Items from a data source
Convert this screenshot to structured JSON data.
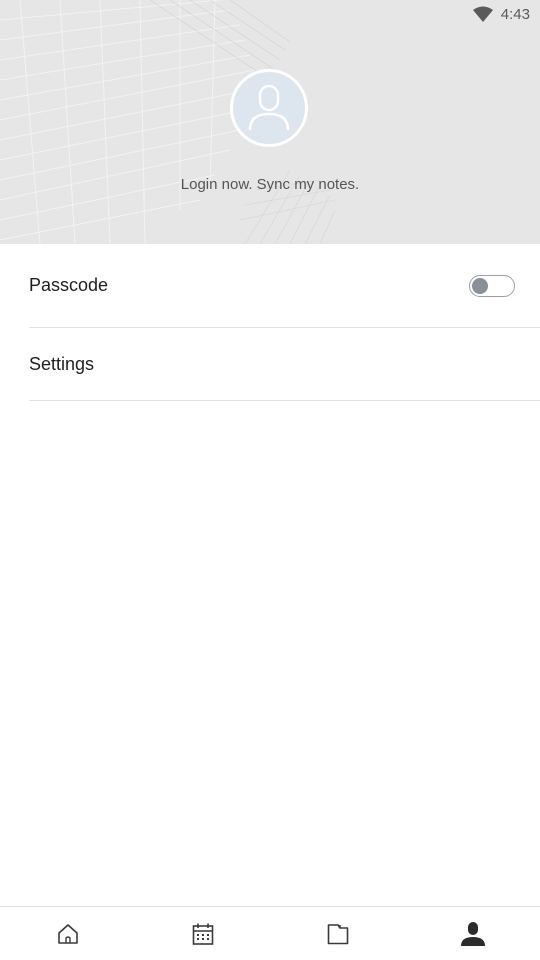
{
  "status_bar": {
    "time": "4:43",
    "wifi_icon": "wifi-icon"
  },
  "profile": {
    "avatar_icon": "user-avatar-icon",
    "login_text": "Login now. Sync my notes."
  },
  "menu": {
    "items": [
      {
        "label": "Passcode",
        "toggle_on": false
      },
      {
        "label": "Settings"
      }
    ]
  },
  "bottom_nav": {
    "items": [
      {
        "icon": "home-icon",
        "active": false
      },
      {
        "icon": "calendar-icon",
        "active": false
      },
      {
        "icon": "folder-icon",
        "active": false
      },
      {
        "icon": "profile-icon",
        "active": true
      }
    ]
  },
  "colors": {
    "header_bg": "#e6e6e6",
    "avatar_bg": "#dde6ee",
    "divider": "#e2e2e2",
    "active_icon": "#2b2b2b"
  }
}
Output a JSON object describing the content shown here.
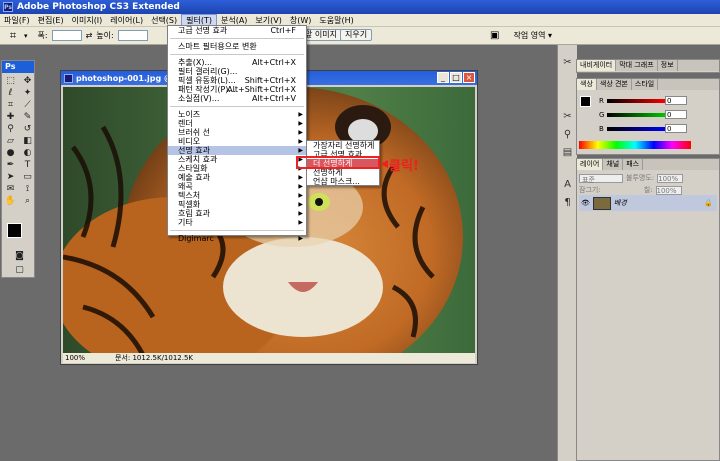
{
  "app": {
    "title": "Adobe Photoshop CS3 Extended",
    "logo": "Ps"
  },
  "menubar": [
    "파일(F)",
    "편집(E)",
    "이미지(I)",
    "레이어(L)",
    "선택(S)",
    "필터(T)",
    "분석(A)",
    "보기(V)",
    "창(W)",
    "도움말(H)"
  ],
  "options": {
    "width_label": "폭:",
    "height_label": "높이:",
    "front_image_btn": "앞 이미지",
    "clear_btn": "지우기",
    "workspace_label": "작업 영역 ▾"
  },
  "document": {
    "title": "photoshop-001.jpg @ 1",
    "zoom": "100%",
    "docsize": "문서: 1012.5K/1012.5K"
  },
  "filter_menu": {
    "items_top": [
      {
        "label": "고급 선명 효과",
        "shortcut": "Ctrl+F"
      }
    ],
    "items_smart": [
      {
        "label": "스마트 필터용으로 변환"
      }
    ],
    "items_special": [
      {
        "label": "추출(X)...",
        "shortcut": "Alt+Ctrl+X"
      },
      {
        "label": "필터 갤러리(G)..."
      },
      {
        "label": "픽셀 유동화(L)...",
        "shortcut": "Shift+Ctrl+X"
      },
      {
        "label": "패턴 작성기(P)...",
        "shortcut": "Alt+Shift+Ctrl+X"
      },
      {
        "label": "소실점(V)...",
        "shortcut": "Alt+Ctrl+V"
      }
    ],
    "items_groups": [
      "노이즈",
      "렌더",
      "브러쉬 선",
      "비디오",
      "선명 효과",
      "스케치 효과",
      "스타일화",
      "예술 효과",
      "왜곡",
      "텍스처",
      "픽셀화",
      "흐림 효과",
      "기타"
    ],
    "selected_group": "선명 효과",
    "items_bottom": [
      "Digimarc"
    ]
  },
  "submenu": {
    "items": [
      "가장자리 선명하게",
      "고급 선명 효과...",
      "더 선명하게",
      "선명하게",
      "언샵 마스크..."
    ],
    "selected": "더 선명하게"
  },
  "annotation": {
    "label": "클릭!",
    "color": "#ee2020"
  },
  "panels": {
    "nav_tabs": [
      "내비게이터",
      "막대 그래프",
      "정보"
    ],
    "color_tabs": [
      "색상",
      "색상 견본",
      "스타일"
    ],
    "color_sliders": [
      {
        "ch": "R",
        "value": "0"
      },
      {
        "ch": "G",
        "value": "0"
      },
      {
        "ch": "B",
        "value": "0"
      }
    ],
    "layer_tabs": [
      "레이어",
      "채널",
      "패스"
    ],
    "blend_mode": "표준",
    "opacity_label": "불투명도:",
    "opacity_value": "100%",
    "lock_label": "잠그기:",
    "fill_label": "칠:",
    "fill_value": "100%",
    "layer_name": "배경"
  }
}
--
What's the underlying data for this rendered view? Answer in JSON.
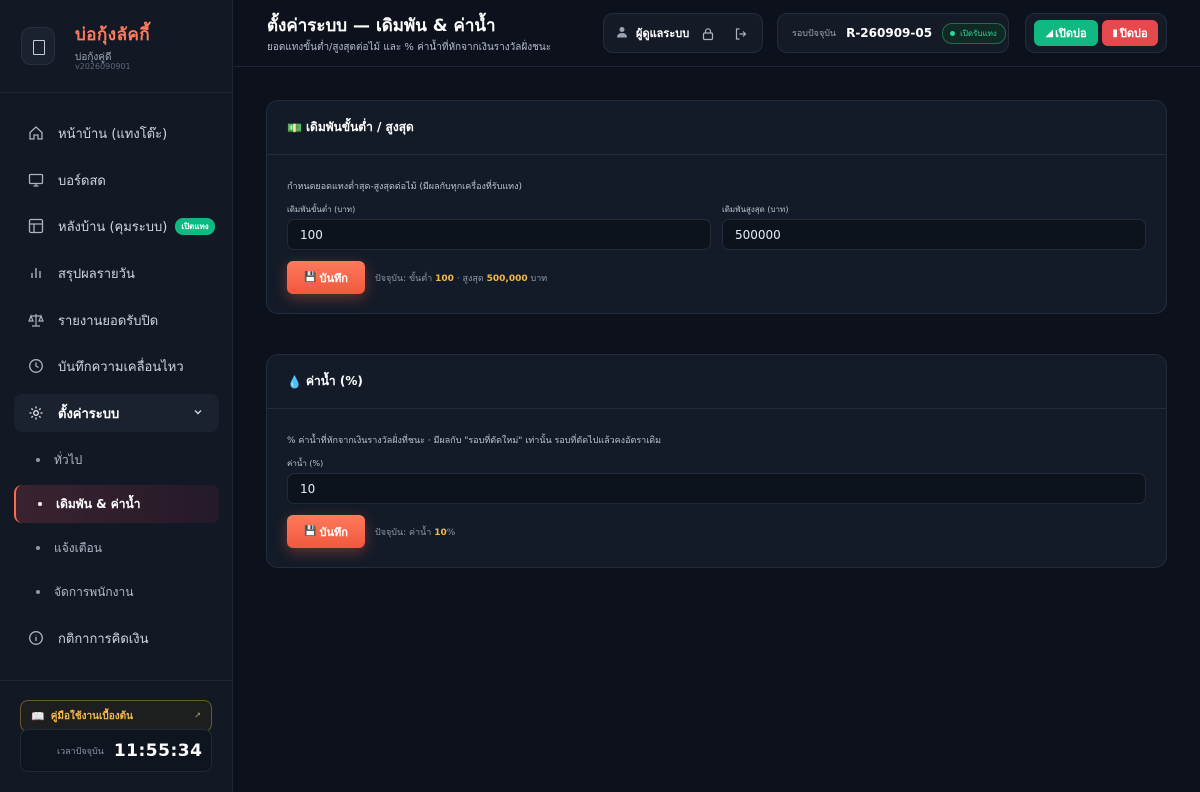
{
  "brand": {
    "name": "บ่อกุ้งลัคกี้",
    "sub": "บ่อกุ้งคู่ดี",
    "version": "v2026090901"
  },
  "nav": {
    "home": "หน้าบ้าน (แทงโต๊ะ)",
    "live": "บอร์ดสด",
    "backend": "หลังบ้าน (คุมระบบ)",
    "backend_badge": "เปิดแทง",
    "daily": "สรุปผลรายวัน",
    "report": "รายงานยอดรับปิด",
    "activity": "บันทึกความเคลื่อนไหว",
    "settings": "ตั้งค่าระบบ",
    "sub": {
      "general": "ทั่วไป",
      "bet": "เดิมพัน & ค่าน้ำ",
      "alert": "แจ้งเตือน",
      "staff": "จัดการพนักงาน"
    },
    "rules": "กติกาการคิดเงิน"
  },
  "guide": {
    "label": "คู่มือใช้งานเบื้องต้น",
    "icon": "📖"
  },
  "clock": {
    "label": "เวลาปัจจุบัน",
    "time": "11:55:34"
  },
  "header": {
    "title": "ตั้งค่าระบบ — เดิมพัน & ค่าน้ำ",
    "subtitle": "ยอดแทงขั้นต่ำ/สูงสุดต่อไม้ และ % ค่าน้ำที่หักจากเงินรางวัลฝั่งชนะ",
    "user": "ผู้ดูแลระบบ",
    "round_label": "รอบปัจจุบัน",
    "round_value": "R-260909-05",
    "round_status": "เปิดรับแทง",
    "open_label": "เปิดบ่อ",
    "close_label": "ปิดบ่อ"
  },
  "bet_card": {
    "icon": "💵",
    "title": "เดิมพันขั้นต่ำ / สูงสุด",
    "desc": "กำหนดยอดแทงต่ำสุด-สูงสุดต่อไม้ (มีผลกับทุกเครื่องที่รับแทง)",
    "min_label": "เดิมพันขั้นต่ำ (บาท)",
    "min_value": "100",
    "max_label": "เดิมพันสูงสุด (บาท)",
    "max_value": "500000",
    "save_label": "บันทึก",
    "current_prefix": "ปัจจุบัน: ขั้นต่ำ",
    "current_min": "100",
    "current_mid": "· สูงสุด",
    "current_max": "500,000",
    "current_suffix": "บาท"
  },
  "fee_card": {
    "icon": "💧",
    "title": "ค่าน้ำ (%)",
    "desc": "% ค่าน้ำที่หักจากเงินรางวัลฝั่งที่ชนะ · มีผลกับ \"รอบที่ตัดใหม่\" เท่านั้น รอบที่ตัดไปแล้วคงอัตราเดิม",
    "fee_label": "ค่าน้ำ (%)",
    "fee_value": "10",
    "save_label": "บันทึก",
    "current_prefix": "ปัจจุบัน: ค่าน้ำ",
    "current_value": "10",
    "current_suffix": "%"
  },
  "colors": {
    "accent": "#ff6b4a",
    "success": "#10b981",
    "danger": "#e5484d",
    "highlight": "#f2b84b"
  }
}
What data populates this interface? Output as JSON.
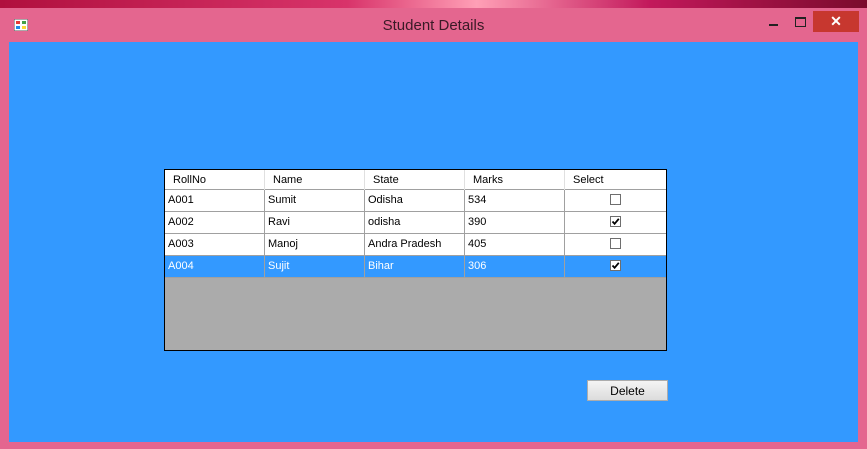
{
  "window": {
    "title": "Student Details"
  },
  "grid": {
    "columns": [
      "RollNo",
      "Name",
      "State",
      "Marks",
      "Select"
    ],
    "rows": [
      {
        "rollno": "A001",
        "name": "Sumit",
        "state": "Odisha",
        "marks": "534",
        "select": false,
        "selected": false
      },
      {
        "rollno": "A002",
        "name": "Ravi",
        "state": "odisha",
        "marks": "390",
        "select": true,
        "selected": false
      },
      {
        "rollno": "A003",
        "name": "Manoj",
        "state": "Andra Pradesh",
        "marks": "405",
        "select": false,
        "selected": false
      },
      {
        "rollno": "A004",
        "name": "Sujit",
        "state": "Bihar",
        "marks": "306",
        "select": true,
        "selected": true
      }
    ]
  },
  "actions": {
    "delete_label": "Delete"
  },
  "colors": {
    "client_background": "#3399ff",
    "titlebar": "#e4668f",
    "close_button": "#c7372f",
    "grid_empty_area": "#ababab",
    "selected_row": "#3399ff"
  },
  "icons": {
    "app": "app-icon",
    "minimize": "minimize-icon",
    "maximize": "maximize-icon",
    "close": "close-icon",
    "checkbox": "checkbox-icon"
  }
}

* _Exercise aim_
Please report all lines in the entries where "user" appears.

* _Response to this exercise_
    "avatar_icon": "user-avatar-icon",
    "user": "ผู้ดูแลระบบ",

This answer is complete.